I wish somebody would force me to sit down in the middle of the day, every day, to read for a half hour.
Oh, what a luxury that would be. I’d plow through the newspaper, cover to cover, instead of just quickly skimming the headlines or an article that really catches my eye while I’m slugging down my morning coffee, late for some child-chaufferring duty, or rushing to get started on a work assignment. I’d dive into one of the books that sits on my nightstand, mostly getting dusty, and read more than a few pages before my lids get heavy and I give in to sleep. But not everyone recognizes this fantasy 30-minute reading period as the luxury that I do.
What I would consider a luxury, my 8-year-old son calls torture.
Most days, when I tell him it’s time to read for 30 minutes, I get feedback. And it’s not positive. He spends more time making excuses—got to go to the bathroom, I’m not in the mood, I’ll do it after such-and-such. When he finally does settle down to read, no sooner does the timer goes off that he leaps off the couch and takes off running—mid-sentence, mid-chapter, doesn’t matter.

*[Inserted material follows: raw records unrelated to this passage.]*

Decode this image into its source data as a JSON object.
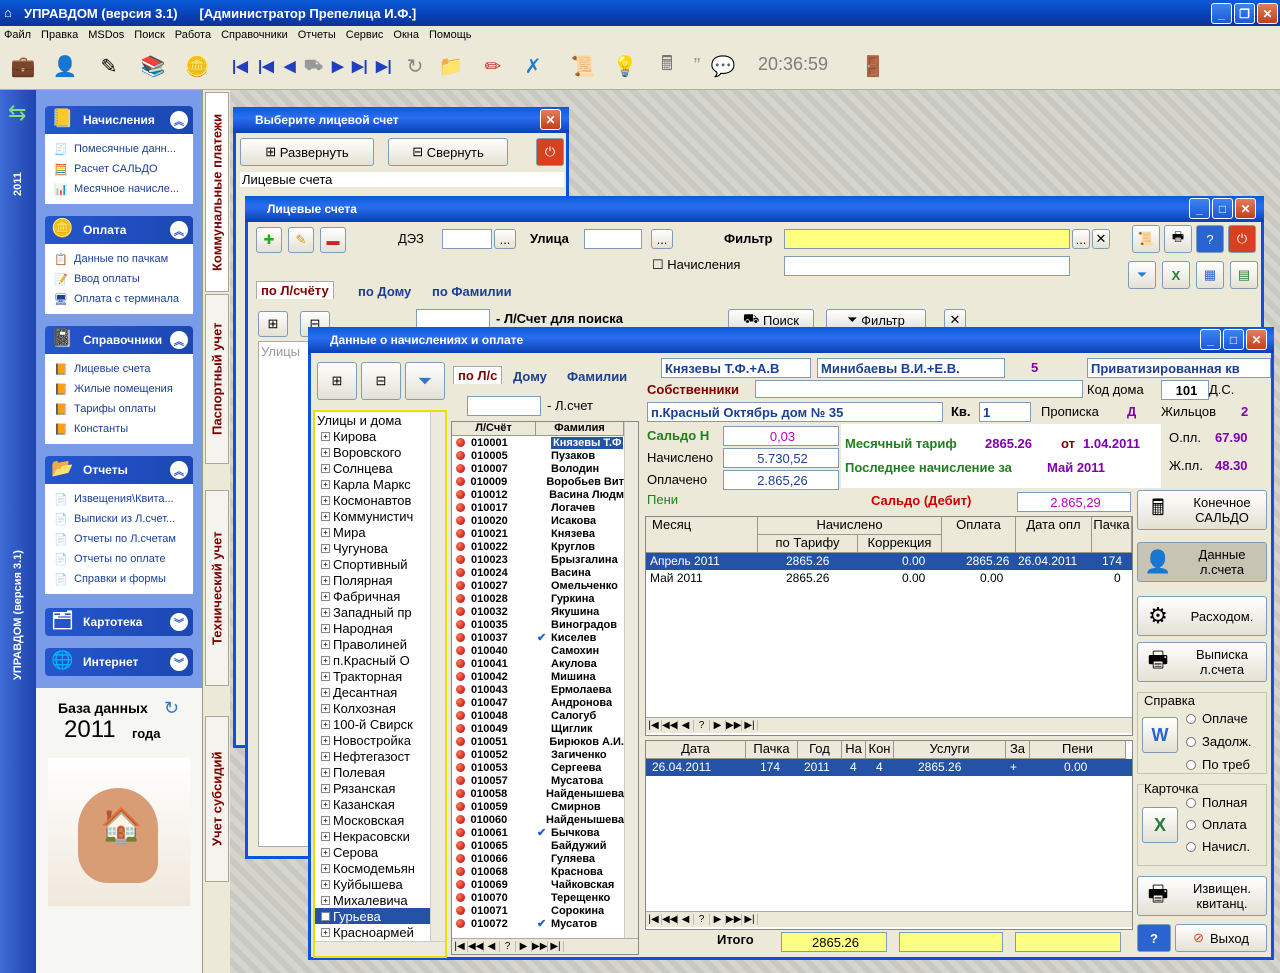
{
  "app": {
    "title": "УПРАВДОМ (версия 3.1)",
    "user": "[Администратор Препелица И.Ф.]"
  },
  "menu": [
    "Файл",
    "Правка",
    "MSDos",
    "Поиск",
    "Работа",
    "Справочники",
    "Отчеты",
    "Сервис",
    "Окна",
    "Помощь"
  ],
  "toolbar": {
    "clock": "20:36:59"
  },
  "leftbar": {
    "year": "2011",
    "vtitle": "УПРАВДОМ (версия 3.1)"
  },
  "panel": {
    "groups": [
      {
        "title": "Начисления",
        "items": [
          "Помесячные данн...",
          "Расчет САЛЬДО",
          "Месячное начисле..."
        ]
      },
      {
        "title": "Оплата",
        "items": [
          "Данные по пачкам",
          "Ввод оплаты",
          "Оплата с терминала"
        ]
      },
      {
        "title": "Справочники",
        "items": [
          "Лицевые счета",
          "Жилые помещения",
          "Тарифы оплаты",
          "Константы"
        ]
      },
      {
        "title": "Отчеты",
        "items": [
          "Извещения\\Квита...",
          "Выписки из Л.счет...",
          "Отчеты по Л.счетам",
          "Отчеты по оплате",
          "Справки и формы"
        ]
      }
    ],
    "collapsed": [
      "Картотека",
      "Интернет"
    ],
    "db_label": "База данных",
    "db_year": "2011",
    "db_suffix": "года"
  },
  "vtabs": [
    "Коммунальные платежи",
    "Паспортный учет",
    "Технический учет",
    "Учет субсидий"
  ],
  "win1": {
    "title": "Выберите лицевой счет",
    "expand": "Развернуть",
    "collapse": "Свернуть",
    "list_header": "Лицевые счета"
  },
  "win2": {
    "title": "Лицевые счета",
    "dez": "ДЭЗ",
    "street": "Улица",
    "filter": "Фильтр",
    "accruals_check": "Начисления",
    "tabs": [
      "по Л/счёту",
      "по Дому",
      "по Фамилии"
    ],
    "search_label": "- Л/Счет для поиска",
    "search_btn": "Поиск",
    "filter_btn": "Фильтр",
    "streets_hdr": "Улицы"
  },
  "win3": {
    "title": "Данные о начислениях и оплате",
    "tabs": [
      "по Л/с",
      "Дому",
      "Фамилии"
    ],
    "acct_label": "- Л.счет",
    "tree_header": "Улицы и дома",
    "streets": [
      "Кирова",
      "Воровского",
      "Солнцева",
      "Карла Маркс",
      "Космонавтов",
      "Коммунистич",
      "Мира",
      "Чугунова",
      "Спортивный",
      "Полярная",
      "Фабричная",
      "Западный пр",
      "Народная",
      "Праволиней",
      "п.Красный О",
      "Тракторная",
      "Десантная",
      "Колхозная",
      "100-й Свирск",
      "Новостройка",
      "Нефтегазост",
      "Полевая",
      "Рязанская",
      "Казанская",
      "Московская",
      "Некрасовски",
      "Серова",
      "Космодемьян",
      "Куйбышева",
      "Михалевича",
      "Гурьева",
      "Красноармей"
    ],
    "acct_hdr": [
      "Л/Счёт",
      "Фамилия"
    ],
    "accounts": [
      [
        "010001",
        "Князевы Т.Ф",
        ""
      ],
      [
        "010005",
        "Пузаков",
        ""
      ],
      [
        "010007",
        "Володин",
        ""
      ],
      [
        "010009",
        "Воробьев Вит",
        ""
      ],
      [
        "010012",
        "Васина Людм",
        ""
      ],
      [
        "010017",
        "Логачев",
        ""
      ],
      [
        "010020",
        "Исакова",
        ""
      ],
      [
        "010021",
        "Князева",
        ""
      ],
      [
        "010022",
        "Круглов",
        ""
      ],
      [
        "010023",
        "Брызгалина",
        ""
      ],
      [
        "010024",
        "Васина",
        ""
      ],
      [
        "010027",
        "Омельченко",
        ""
      ],
      [
        "010028",
        "Гуркина",
        ""
      ],
      [
        "010032",
        "Якушина",
        ""
      ],
      [
        "010035",
        "Виноградов",
        ""
      ],
      [
        "010037",
        "Киселев",
        "check"
      ],
      [
        "010040",
        "Самохин",
        ""
      ],
      [
        "010041",
        "Акулова",
        ""
      ],
      [
        "010042",
        "Мишина",
        ""
      ],
      [
        "010043",
        "Ермолаева",
        ""
      ],
      [
        "010047",
        "Андронова",
        ""
      ],
      [
        "010048",
        "Салогуб",
        ""
      ],
      [
        "010049",
        "Щиглик",
        ""
      ],
      [
        "010051",
        "Бирюков А.И.",
        ""
      ],
      [
        "010052",
        "Загиченко",
        ""
      ],
      [
        "010053",
        "Сергеева",
        ""
      ],
      [
        "010057",
        "Мусатова",
        ""
      ],
      [
        "010058",
        "Найденышева",
        ""
      ],
      [
        "010059",
        "Смирнов",
        ""
      ],
      [
        "010060",
        "Найденышева",
        ""
      ],
      [
        "010061",
        "Бычкова",
        "check"
      ],
      [
        "010065",
        "Байдужий",
        ""
      ],
      [
        "010066",
        "Гуляева",
        ""
      ],
      [
        "010068",
        "Краснова",
        ""
      ],
      [
        "010069",
        "Чайковская",
        ""
      ],
      [
        "010070",
        "Терещенко",
        ""
      ],
      [
        "010071",
        "Сорокина",
        ""
      ],
      [
        "010072",
        "Мусатов",
        "check"
      ]
    ],
    "owner1": "Князевы Т.Ф.+А.В",
    "owner2": "Минибаевы В.И.+Е.В.",
    "rooms": "5",
    "ptype": "Приватизированная кв",
    "owners_label": "Собственники",
    "code_label": "Код дома",
    "code": "101",
    "ds": "Д.С.",
    "address": "п.Красный Октябрь дом № 35",
    "kv_label": "Кв.",
    "kv": "1",
    "prop_label": "Прописка",
    "prop": "Д",
    "resid_label": "Жильцов",
    "resid": "2",
    "saldo_n_label": "Сальдо Н",
    "saldo_n": "0,03",
    "accrued_label": "Начислено",
    "accrued": "5.730,52",
    "paid_label": "Оплачено",
    "paid": "2.865,26",
    "peni_label": "Пени",
    "monthly_label": "Месячный тариф",
    "monthly": "2865.26",
    "from_label": "от",
    "from": "1.04.2011",
    "last_label": "Последнее начисление за",
    "last": "Май 2011",
    "opl_label": "О.пл.",
    "opl": "67.90",
    "zhpl_label": "Ж.пл.",
    "zhpl": "48.30",
    "saldo_d_label": "Сальдо (Дебит)",
    "saldo_d": "2.865,29",
    "grid1_hdr": {
      "month": "Месяц",
      "acc": "Начислено",
      "by_tariff": "по Тарифу",
      "corr": "Коррекция",
      "pay": "Оплата",
      "pay_date": "Дата опл",
      "pack": "Пачка"
    },
    "grid1_rows": [
      [
        "Апрель 2011",
        "2865.26",
        "0.00",
        "2865.26",
        "26.04.2011",
        "174"
      ],
      [
        "Май 2011",
        "2865.26",
        "0.00",
        "0.00",
        "",
        "0"
      ]
    ],
    "grid2_hdr": [
      "Дата",
      "Пачка",
      "Год",
      "На",
      "Кон",
      "Услуги",
      "За",
      "Пени"
    ],
    "grid2_rows": [
      [
        "26.04.2011",
        "174",
        "2011",
        "4",
        "4",
        "2865.26",
        "+",
        "0.00"
      ]
    ],
    "total_label": "Итого",
    "total": "2865.26",
    "side": {
      "final": "Конечное САЛЬДО",
      "data": "Данные л.счета",
      "expense": "Расходом.",
      "extract": "Выписка л.счета",
      "notice": "Извищен. квитанц.",
      "exit": "Выход"
    },
    "spravka": {
      "label": "Справка",
      "opts": [
        "Оплаче",
        "Задолж.",
        "По треб"
      ]
    },
    "kartochka": {
      "label": "Карточка",
      "opts": [
        "Полная",
        "Оплата",
        "Начисл."
      ]
    }
  }
}
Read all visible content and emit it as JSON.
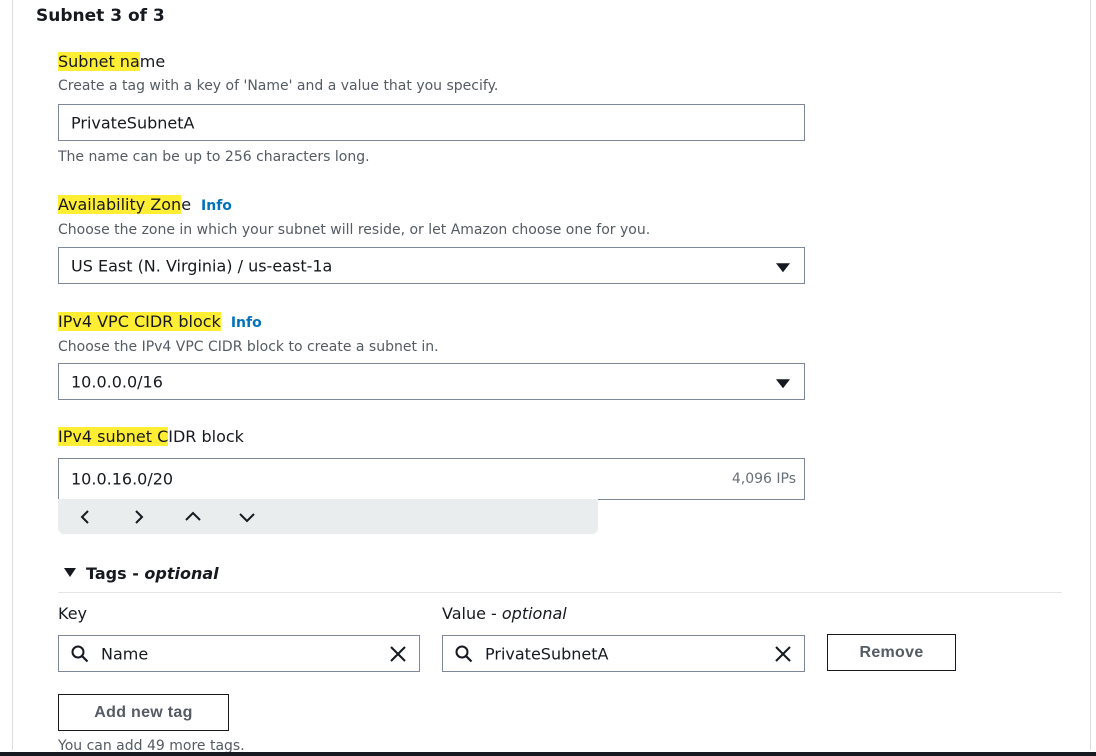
{
  "section": {
    "title": "Subnet 3 of 3"
  },
  "subnet_name": {
    "label_highlight": "Subnet na",
    "label_rest": "me",
    "description": "Create a tag with a key of 'Name' and a value that you specify.",
    "value": "PrivateSubnetA",
    "hint": "The name can be up to 256 characters long."
  },
  "availability_zone": {
    "label_highlight": "Availability Zon",
    "label_rest": "e",
    "info": "Info",
    "description": "Choose the zone in which your subnet will reside, or let Amazon choose one for you.",
    "value": "US East (N. Virginia) / us-east-1a"
  },
  "vpc_cidr": {
    "label_highlight": "IPv4 VPC CIDR block",
    "label_rest": "",
    "info": "Info",
    "description": "Choose the IPv4 VPC CIDR block to create a subnet in.",
    "value": "10.0.0.0/16"
  },
  "subnet_cidr": {
    "label_highlight": "IPv4 subnet C",
    "label_rest": "IDR block",
    "value": "10.0.16.0/20",
    "suffix": "4,096 IPs",
    "stepper_icons": [
      "chevron-left-icon",
      "chevron-right-icon",
      "chevron-up-icon",
      "chevron-down-icon"
    ]
  },
  "tags": {
    "toggle_label": "Tags - ",
    "toggle_optional": "optional",
    "key_header": "Key",
    "value_header_prefix": "Value - ",
    "value_header_optional": "optional",
    "key_value": "Name",
    "value_value": "PrivateSubnetA",
    "remove_label": "Remove",
    "add_label": "Add new tag",
    "footer": "You can add 49 more tags."
  },
  "colors": {
    "highlight": "#ffee33",
    "link": "#0073bb",
    "text": "#16191f",
    "muted": "#545b64"
  }
}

Most of the time, he doesn't even bother to add a bookmark.
This summer, after five long weeks, he has managed to complete the first book in the Harry Potter series, a feat for which we’re both quite proud. But his summer reading assignment requires him to read several books, meaning he’s going to have to start making reading his number one hobby in order to catch up. And that’s unlikely.
Judging by other moms' tales of woe regarding their sons' attitude toward reading, it seems my son is not the only boy who eschews reading.
Many moms nod their heads sympathetically when I tell them that if I give my son a ball and a bat or a racket, he’ll focus intently until he's mastered a new drill or skill using it. Put him in front of one of those silly hand-held electronic games, and it has the same effect. Stick a book in front of him and, well, he’s just not that interested.
“How many minutes?” he’ll yell from the next room when he's performing his compulsory reading.
“Don’t worry about it. Just lose yourself in the story,” I tell him.
I know there are some boys out there who like to read. In fact whenever I see one, I can’t help but stare longingly, as if maybe I’ll be able to unlock the secret behind this affinity for the written word if I look really hard. Lucky for me (and the boy), he's usually too engrossed in his book to notice.
That’s how it is with my daughter. She brings books to dinner, hiding them on her lap and sneaking in some paragraphs like we can’t see her. She reads on her bed, in the bathroom, and in the car. Not her brother.
I find this dichotomy of interests strange, since I gave both my kids the same exact introduction to reading. From the time they could hold their heads up without excessive bobbing and drooping, I read to my children. For years, it was our go-to activity whenever I wanted to spend some one-on-one time with them. I still read to my son most nights. Why he doesn’t choose to do so on his own I may never completely understand.
Maybe I should try flopping on the couch with a good book as soon as I put the timer on every afternoon for him to read. If he sees how much I enjoy it, he might think I'm on to something.